Monday, November 2, 2009

11:11AM

About grasping by your hara
by Yasunari Kitaura

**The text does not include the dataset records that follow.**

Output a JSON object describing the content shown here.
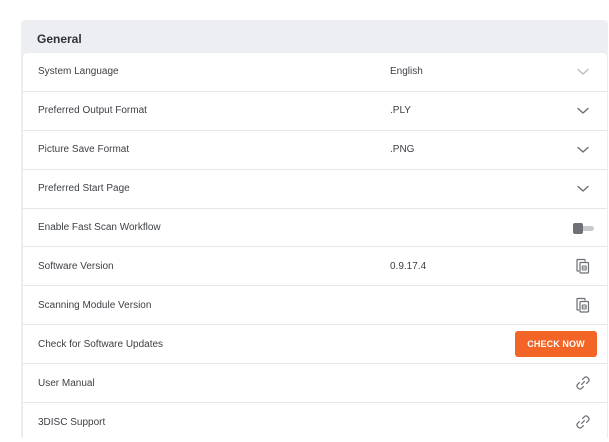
{
  "section": {
    "title": "General"
  },
  "rows": [
    {
      "label": "System Language",
      "value": "English",
      "action": "chevron-down-icon",
      "disabled": true
    },
    {
      "label": "Preferred Output Format",
      "value": ".PLY",
      "action": "chevron-down-icon"
    },
    {
      "label": "Picture Save Format",
      "value": ".PNG",
      "action": "chevron-down-icon"
    },
    {
      "label": "Preferred Start Page",
      "value": "",
      "action": "chevron-down-icon"
    },
    {
      "label": "Enable Fast Scan Workflow",
      "value": "",
      "action": "toggle",
      "toggle_on": false
    },
    {
      "label": "Software Version",
      "value": "0.9.17.4",
      "action": "copy-icon"
    },
    {
      "label": "Scanning Module Version",
      "value": "",
      "action": "copy-icon"
    },
    {
      "label": "Check for Software Updates",
      "value": "",
      "action": "button",
      "button_label": "CHECK NOW"
    },
    {
      "label": "User Manual",
      "value": "",
      "action": "link-icon"
    },
    {
      "label": "3DISC Support",
      "value": "",
      "action": "link-icon"
    }
  ],
  "colors": {
    "accent": "#f26526",
    "panel_bg": "#eceef2",
    "card_bg": "#ffffff",
    "divider": "#e4e6ea",
    "icon": "#6b6e73",
    "icon_disabled": "#b9bbbf"
  }
}
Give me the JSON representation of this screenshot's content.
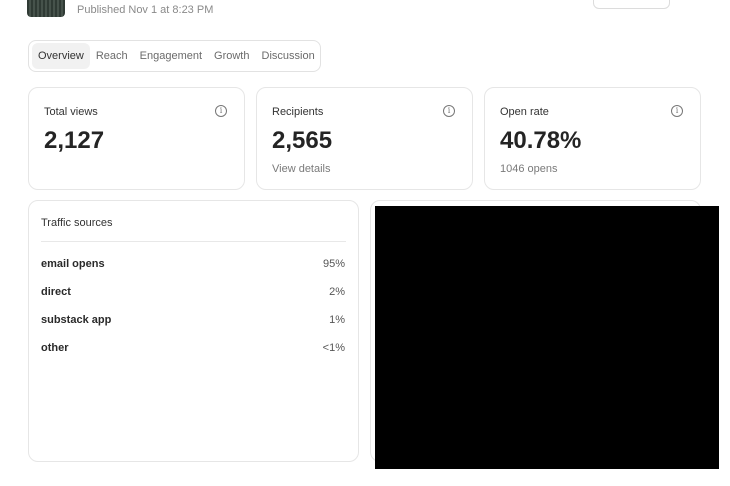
{
  "header": {
    "published": "Published Nov 1 at 8:23 PM"
  },
  "tabs": [
    {
      "label": "Overview"
    },
    {
      "label": "Reach"
    },
    {
      "label": "Engagement"
    },
    {
      "label": "Growth"
    },
    {
      "label": "Discussion"
    }
  ],
  "stats": {
    "total_views": {
      "label": "Total views",
      "value": "2,127"
    },
    "recipients": {
      "label": "Recipients",
      "value": "2,565",
      "sub": "View details"
    },
    "open_rate": {
      "label": "Open rate",
      "value": "40.78%",
      "sub": "1046 opens"
    }
  },
  "traffic": {
    "title": "Traffic sources",
    "rows": [
      {
        "name": "email opens",
        "pct": "95%"
      },
      {
        "name": "direct",
        "pct": "2%"
      },
      {
        "name": "substack app",
        "pct": "1%"
      },
      {
        "name": "other",
        "pct": "<1%"
      }
    ]
  },
  "icons": {
    "info": "info-icon"
  }
}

There is perhaps nothing more concrete than holding something firmly by your hand (s). But, in order to be really concrete in this act, you must do it by your hara.
In the act of holding a thing by hand (s) there coexist two very different aspects: one is, of course, the intention to possess it, to make it one’s own or to dominate it as such expression as 'get (take) hold of' clearly shows its semantic tendency; the other is the reaction against a threat of slipping away of the object held in it. In this last case the tighter is the closed hand the louder is its declaration that the thing held in it is something strange to it, that it doesn't belong to it. In this way, the hand —or more generally speaking, the body— is destined to take contact with the 'other' as an object, fundamentally alien to itself. Objectification is inevitable. Never occurs an identification. Identification occurs only in the emotional levels. However, this kind of identification is valid only in the domain of poetry, music or sentimental recollection; in the world of action it is a taboo.
What I have just said about the body can be applied more clearly about the sight and the mind. The eyes capture the thing they see not only as an object, but also always from a certain distance. Their operation consists in their denying the initial confused identification and their gradual, each time clearer differentiation. We can say the same about the mind. The person who thinks knows certainly that he is thinking about something. But the thought takes its clear form for the first time when it is objectified. As long as its objectification or conceptualization is still confused or immature, in another word, while his idea is not yet sufficiently 'clear’ and 'distinct', his task of thinking is not accomplished and he should not stop looking for more exact concepts. On the other hand, the subject who thinks never appears, never shows his own face even to himself, because once he appears he is already objectified, he has ceased to be the subject of cogito, whose existence we cannot prove, in spite of Descartes, in a direct, immediate manner. What we can know clearly and distinctly is solely the object of his cogito, its products, the trace of its movement
In short, the body, the sight and the mind grasp the 'other' each in its own way, but always as an object. All of them, without exception, act as, a subject toward an object, alien to itself.
Very different from these, hara takes contact with the 'other' through its intimate identification. Hara does not conduct in other way. Only by means of identification it can grasp the 'other', it can perceive its existence. So long as an identification does not occur, the 'other' does not exist for it. However, though paradoxical may be, the 'other' identified by hara is, at the same time, clearly detected and recognized as such by it This lucidity of hara in its act is very different from the nebulosity of an emotional act of identification. And the real integration or unification can only be achieved by this peculiar faculty of hara. One of the most concrete acts such as holding a thing by our hand(s) is supported in reality by this abstract entity called hara.
Hara, thought to be located in the abdomen, is, nonetheless, neither an organ nor a part of the body; its existence is phantasmal from the anatomical point of view. But in our action, in our sense of existence and livingness it is not only real, but also essential and vital. By hara, the core of our existence, we are really able to be, sit, stand, install ourselves in the living space, we can integrate ourselves in our own universe without being disintegrated. Besides, as I have just said, by hara we can take otherwise impossible real contact with the ‘other.' Hara, even though profoundly rooted in the body, as it is not a part of it, does not grasp the 'other' by the contraction of muscles and bones like our hand(s). Instead, it integrates it by absorbing it or penetrating into it. Thus, hara can grasp the 'other' through the hand(s) grasped by this, inverting in this way completely the situation. But, different from the sight and the mind, hara does not fix the 'other", does not take it something static. On the contrary, hara captures the 'other' in its free fluctuation, in its constant movement and oscillation, because hara itself is essentially dynamic and vital. Different from the hand(s) and the sight, but similar to the mind, hara can eliminate the distance and take contact with the 'other' distant from It is immediate directness. Hara hidden in the depth of the abdomen is also called kikaitanden, the vast sea of ki treasured in the abdomen, whose palpitation, respiration and communication with its surroundings and other animate and inanimate beings constitute our life in its very multiple manifestations.
In my opinion, one of the most attractive, interesting aspects of Aikido resides in the fact that we can personally experiment, realize and elaborate this at first sight completely irrational and fantastic idea in the most diverse, but concrete, rigorous and detailed way using our own body and that of others active in the real, living and not merely geometric space, repeating it infinitely, correcting it incessantly if necessary, each time in the manner more subtle and profound.

Madrid, April 2006